When someone comes to your website, you don’t want them to stop at the front door. You’d like them to click around, explore, and consider your services. Ultimately, you want them to pay attention to your call to action and become a customer. That’s why knowing what to do with a potential customer that comes across your site is important, and it starts with these simple tips.
Know Your Audience
Where is your audience landing? Is the traffic organic, from AdSense, from a campaign you’re running or from a shout out? It’s important to know your audience, and to get to know them, you need to know where they’re coming from – and put the right information in front of them, too. This could mean designing different landing pages for different visitors (depending on where they came from), or it could mean including information on your one landing page that appeals to all of those audiences. How do you know what to put on those landing pages? By figuring out what particular audiences from specific channels look at. You can do this by looking at your analytics and, if you’re lucky enough to have email subscribers, asking them.
Don’t Put All Your Website Eggs in One Basket
An effective website isn’t just about content, design, optimization, or any one other thing. In fact, it’s about a combination of disciplines. To be successful, you’re going to have to tap into a lot of different veins, and this is the secret to having a successful website as well. While you do want a website to look professional, that’s not all you want it to do. You want to make sure – whether you do your own website or you hire someone else to do it – that you’re harnessing the power of several different techniques that will bring, keep, and convert visitors.

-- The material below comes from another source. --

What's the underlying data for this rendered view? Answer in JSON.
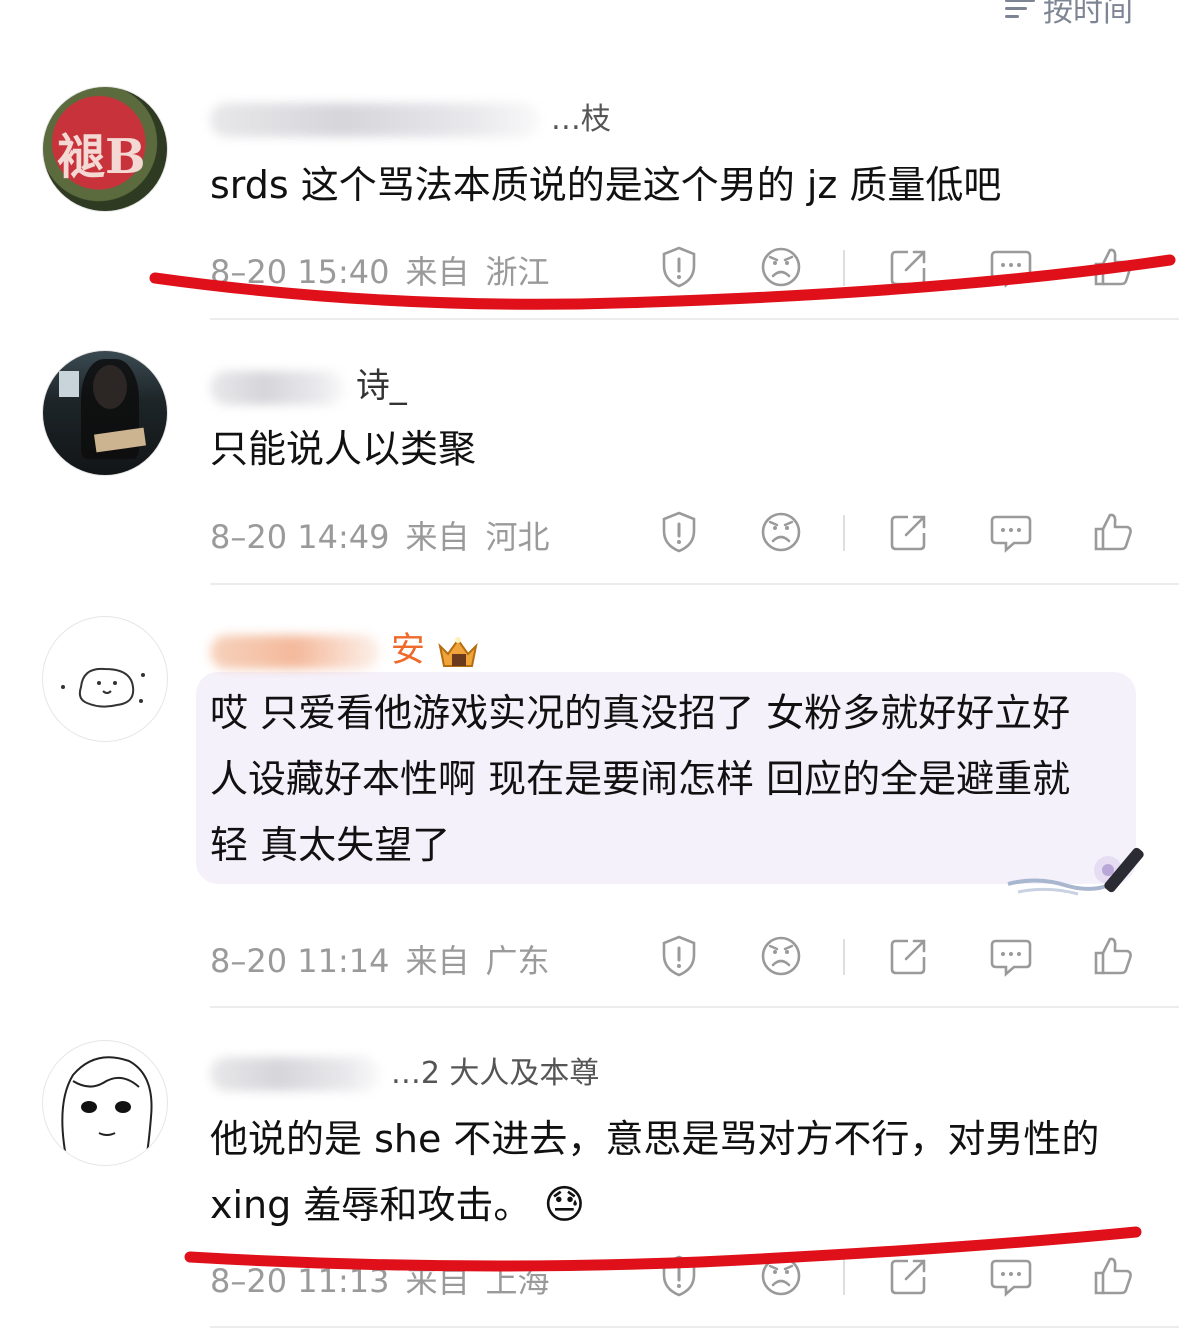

Quality Over Quantity
While having a lot of landing pages isn’t a bad idea, landing pages that aren’t well-written or as forward as they should be can completely destroy any good feelings a potential customer has about your website. However, if the pages you do have are appealing, it’s more likely someone will keep exploring. Everything from your photos to your text and colors should say “quality,” even if that means you need to hire a professional or, alternatively, pay for photos and other elements to make your website perfect.
Try, Try Again
Don’t worry if your first model isn’t successful; a website shouldn’t be static anyway. Things should change as your audience, demand, or skills change. Constantly seeking improvement means you’ll always be looking for new ways to improve your website, and improvements mean more conversions.
Keeping up with what your audience wants can be difficult, but you will be rewarded in the long run.
If you take the time to learn about your audience, diversify your website, keep your quality up and just remember that your first shot may not be a home run, you’ll learn more, know more, and gather more clients.